Heifetz never allowed his demanding concert schedule to preclude his involvement in organizations and projects that concerned him. His social concerns and political involvements were numerous. He was a member of the American Guild of Musical Artists and a charter member of the American Federation of Radio Artists. He contributed behind the scenes for radio and television shows in the early 1950s. Later in the 1950s he served as the Regents Professor of Music at the University of California at Los Angeles, and he was a professor at the University of Southern California.
Throughout his public career, Heifetz guarded his privacy. He became an naturalized American citizenship in 1925 and made his home in Southern California. He enjoyed life, and despite his special talent, his interests were wide and varied. Sailing was his passion, and he named his boat Serenade. He loved movies, cars, and tennis and in 1921 won an amateur tennis championship. Likewise he enjoyed ping-pong, was an avid photographer, and collected rare first edition books. Interestingly, during the Great Depression, Heifetz adopted the pseudonym of Jim Hoyle and under that name composed and published so-called tin-pan alley songs.

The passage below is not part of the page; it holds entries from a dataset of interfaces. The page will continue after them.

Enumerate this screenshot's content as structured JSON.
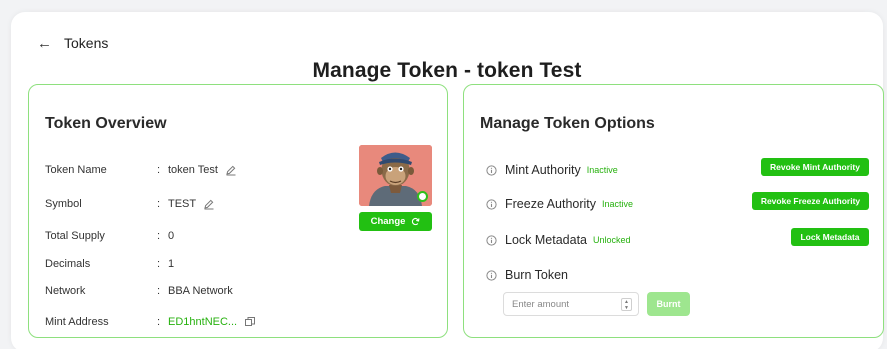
{
  "header": {
    "back_label": "Tokens",
    "title": "Manage Token - token Test"
  },
  "overview": {
    "title": "Token Overview",
    "fields": [
      {
        "label": "Token Name",
        "value": "token Test"
      },
      {
        "label": "Symbol",
        "value": "TEST"
      },
      {
        "label": "Total Supply",
        "value": "0"
      },
      {
        "label": "Decimals",
        "value": "1"
      },
      {
        "label": "Network",
        "value": "BBA Network"
      },
      {
        "label": "Mint Address",
        "value": "ED1hntNEC..."
      }
    ],
    "colon": ":",
    "change_label": "Change"
  },
  "options": {
    "title": "Manage Token Options",
    "mint": {
      "label": "Mint Authority",
      "status": "Inactive",
      "action": "Revoke Mint Authority"
    },
    "freeze": {
      "label": "Freeze Authority",
      "status": "Inactive",
      "action": "Revoke Freeze Authority"
    },
    "lock": {
      "label": "Lock Metadata",
      "status": "Unlocked",
      "action": "Lock Metadata"
    },
    "burn": {
      "label": "Burn Token",
      "placeholder": "Enter amount",
      "action": "Burnt"
    }
  },
  "colors": {
    "accent": "#22c012",
    "panel_border": "#8ee07e",
    "disabled_accent": "#9ee68f",
    "status_text": "#27b10f"
  }
}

On August 20, 1928, Heifetz married actress Florence Vidor. The couple divorced in 1945; they had two children, Josepha and Robert. He married his second wife Frances Spiegelberg in January of 1947 and divorced in 1963. He had one son, Joseph, from his union with Spiegelberg. Late in 1987, Heifetz suffered a fall, from which he never recovered. Weeks later he developed complications and on December 10, 1987, Heifetz died at Cedars-Sinai Medical Center in Los Angeles, California. His children and one sister survived him.

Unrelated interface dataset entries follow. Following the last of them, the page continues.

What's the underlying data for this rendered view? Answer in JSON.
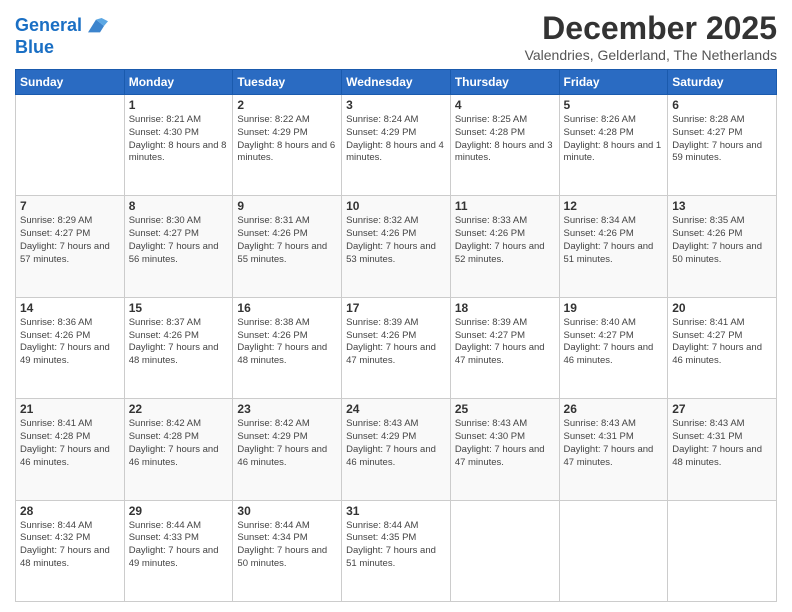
{
  "logo": {
    "line1": "General",
    "line2": "Blue"
  },
  "title": "December 2025",
  "subtitle": "Valendries, Gelderland, The Netherlands",
  "days_of_week": [
    "Sunday",
    "Monday",
    "Tuesday",
    "Wednesday",
    "Thursday",
    "Friday",
    "Saturday"
  ],
  "weeks": [
    [
      {
        "day": "",
        "sunrise": "",
        "sunset": "",
        "daylight": ""
      },
      {
        "day": "1",
        "sunrise": "Sunrise: 8:21 AM",
        "sunset": "Sunset: 4:30 PM",
        "daylight": "Daylight: 8 hours and 8 minutes."
      },
      {
        "day": "2",
        "sunrise": "Sunrise: 8:22 AM",
        "sunset": "Sunset: 4:29 PM",
        "daylight": "Daylight: 8 hours and 6 minutes."
      },
      {
        "day": "3",
        "sunrise": "Sunrise: 8:24 AM",
        "sunset": "Sunset: 4:29 PM",
        "daylight": "Daylight: 8 hours and 4 minutes."
      },
      {
        "day": "4",
        "sunrise": "Sunrise: 8:25 AM",
        "sunset": "Sunset: 4:28 PM",
        "daylight": "Daylight: 8 hours and 3 minutes."
      },
      {
        "day": "5",
        "sunrise": "Sunrise: 8:26 AM",
        "sunset": "Sunset: 4:28 PM",
        "daylight": "Daylight: 8 hours and 1 minute."
      },
      {
        "day": "6",
        "sunrise": "Sunrise: 8:28 AM",
        "sunset": "Sunset: 4:27 PM",
        "daylight": "Daylight: 7 hours and 59 minutes."
      }
    ],
    [
      {
        "day": "7",
        "sunrise": "Sunrise: 8:29 AM",
        "sunset": "Sunset: 4:27 PM",
        "daylight": "Daylight: 7 hours and 57 minutes."
      },
      {
        "day": "8",
        "sunrise": "Sunrise: 8:30 AM",
        "sunset": "Sunset: 4:27 PM",
        "daylight": "Daylight: 7 hours and 56 minutes."
      },
      {
        "day": "9",
        "sunrise": "Sunrise: 8:31 AM",
        "sunset": "Sunset: 4:26 PM",
        "daylight": "Daylight: 7 hours and 55 minutes."
      },
      {
        "day": "10",
        "sunrise": "Sunrise: 8:32 AM",
        "sunset": "Sunset: 4:26 PM",
        "daylight": "Daylight: 7 hours and 53 minutes."
      },
      {
        "day": "11",
        "sunrise": "Sunrise: 8:33 AM",
        "sunset": "Sunset: 4:26 PM",
        "daylight": "Daylight: 7 hours and 52 minutes."
      },
      {
        "day": "12",
        "sunrise": "Sunrise: 8:34 AM",
        "sunset": "Sunset: 4:26 PM",
        "daylight": "Daylight: 7 hours and 51 minutes."
      },
      {
        "day": "13",
        "sunrise": "Sunrise: 8:35 AM",
        "sunset": "Sunset: 4:26 PM",
        "daylight": "Daylight: 7 hours and 50 minutes."
      }
    ],
    [
      {
        "day": "14",
        "sunrise": "Sunrise: 8:36 AM",
        "sunset": "Sunset: 4:26 PM",
        "daylight": "Daylight: 7 hours and 49 minutes."
      },
      {
        "day": "15",
        "sunrise": "Sunrise: 8:37 AM",
        "sunset": "Sunset: 4:26 PM",
        "daylight": "Daylight: 7 hours and 48 minutes."
      },
      {
        "day": "16",
        "sunrise": "Sunrise: 8:38 AM",
        "sunset": "Sunset: 4:26 PM",
        "daylight": "Daylight: 7 hours and 48 minutes."
      },
      {
        "day": "17",
        "sunrise": "Sunrise: 8:39 AM",
        "sunset": "Sunset: 4:26 PM",
        "daylight": "Daylight: 7 hours and 47 minutes."
      },
      {
        "day": "18",
        "sunrise": "Sunrise: 8:39 AM",
        "sunset": "Sunset: 4:27 PM",
        "daylight": "Daylight: 7 hours and 47 minutes."
      },
      {
        "day": "19",
        "sunrise": "Sunrise: 8:40 AM",
        "sunset": "Sunset: 4:27 PM",
        "daylight": "Daylight: 7 hours and 46 minutes."
      },
      {
        "day": "20",
        "sunrise": "Sunrise: 8:41 AM",
        "sunset": "Sunset: 4:27 PM",
        "daylight": "Daylight: 7 hours and 46 minutes."
      }
    ],
    [
      {
        "day": "21",
        "sunrise": "Sunrise: 8:41 AM",
        "sunset": "Sunset: 4:28 PM",
        "daylight": "Daylight: 7 hours and 46 minutes."
      },
      {
        "day": "22",
        "sunrise": "Sunrise: 8:42 AM",
        "sunset": "Sunset: 4:28 PM",
        "daylight": "Daylight: 7 hours and 46 minutes."
      },
      {
        "day": "23",
        "sunrise": "Sunrise: 8:42 AM",
        "sunset": "Sunset: 4:29 PM",
        "daylight": "Daylight: 7 hours and 46 minutes."
      },
      {
        "day": "24",
        "sunrise": "Sunrise: 8:43 AM",
        "sunset": "Sunset: 4:29 PM",
        "daylight": "Daylight: 7 hours and 46 minutes."
      },
      {
        "day": "25",
        "sunrise": "Sunrise: 8:43 AM",
        "sunset": "Sunset: 4:30 PM",
        "daylight": "Daylight: 7 hours and 47 minutes."
      },
      {
        "day": "26",
        "sunrise": "Sunrise: 8:43 AM",
        "sunset": "Sunset: 4:31 PM",
        "daylight": "Daylight: 7 hours and 47 minutes."
      },
      {
        "day": "27",
        "sunrise": "Sunrise: 8:43 AM",
        "sunset": "Sunset: 4:31 PM",
        "daylight": "Daylight: 7 hours and 48 minutes."
      }
    ],
    [
      {
        "day": "28",
        "sunrise": "Sunrise: 8:44 AM",
        "sunset": "Sunset: 4:32 PM",
        "daylight": "Daylight: 7 hours and 48 minutes."
      },
      {
        "day": "29",
        "sunrise": "Sunrise: 8:44 AM",
        "sunset": "Sunset: 4:33 PM",
        "daylight": "Daylight: 7 hours and 49 minutes."
      },
      {
        "day": "30",
        "sunrise": "Sunrise: 8:44 AM",
        "sunset": "Sunset: 4:34 PM",
        "daylight": "Daylight: 7 hours and 50 minutes."
      },
      {
        "day": "31",
        "sunrise": "Sunrise: 8:44 AM",
        "sunset": "Sunset: 4:35 PM",
        "daylight": "Daylight: 7 hours and 51 minutes."
      },
      {
        "day": "",
        "sunrise": "",
        "sunset": "",
        "daylight": ""
      },
      {
        "day": "",
        "sunrise": "",
        "sunset": "",
        "daylight": ""
      },
      {
        "day": "",
        "sunrise": "",
        "sunset": "",
        "daylight": ""
      }
    ]
  ]
}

Truly a legend in his own time, Heifetz received an honorary doctorate of music from Northwestern University in 1949, was a decorated commander of the French Legion of Honor, won three Grammy Awards as part of ensembles, and the Grammy Lifetime Achievement Award in 1989. After his death, and according to his wishes, Heifetz’s David Guarnerius violin went on display at the De Young Museum of Art in San Francisco’s Golden Gate Park.
Sonatas and Partitas (Bach), RCA Victor, 1952.
Beethoven Sonatas, RCA Victor, 1952.
Conus, RCA Victor, 1952.
Spohr #8, RCA Victor, 1954.
(With Chicago Symphony) Brahms Concerto, RCA Victor, 1955.
Beethoven Concerto, RCA Victor, 1956.
Sinfonia Concertante (Mozart), RCA Victor, 1956.
(With Chicago Symphony) Sibelius, RCA Victor, 1959.
(With Boston Symphony) Prokofiev Second Concerto, RCA Victor, 1959.
(With Boston Symphony) Mendelssohn Concerto, RCA Victor 1959.
(With New Symphony Orchestra of London) Scottish Fantasy (Bruch), RCA Victor, 1961.
(With New Symphony Orchestra of London) Bach Double Concerto, RCA Victor, 1961.
Glazunov Concerto, RCA Victor, 1963.
The Heifetz Collection, Vols. 1-46, RCA Victor, 1997.
The Legendary Jascha Heifetz, EMI Classics, 1999.
Jascha Heifetz: The Supreme, RCA Victor, 2000.
Axelrod, Herbert R., editor, Heifetz, Paganiniana Publications, 1976.
Encyclopedia of World Biography Supplement, volume 20, Gale Group, 2000.
Scribner Encyclopedia of American Lives, volume 2, Charles Scribner’s Sons, 1999.
New York Times, November 30, 1987, p. C17; December 28, 1987, p. C20.
U.S. News & World Report, December 21, 1987, p. 16.
National Academy of Recording Arts and Sciences website, http://www.grammy.com (December 14, 2000).
Tower Records, http://www.towerrecords.com (January 17, 2001).
"Heifetz, Jascha." Contemporary Musicians. . Encyclopedia.com. (April 23, 2018). http://www.encyclopedia.com/education/news-wires-white-papers-and-books/heifetz-jascha
"Heifetz, Jascha." Contemporary Musicians. . Retrieved April 23, 2018 from Encyclopedia.com: http://www.encyclopedia.com/education/news-wires-white-papers-and-books/heifetz-jascha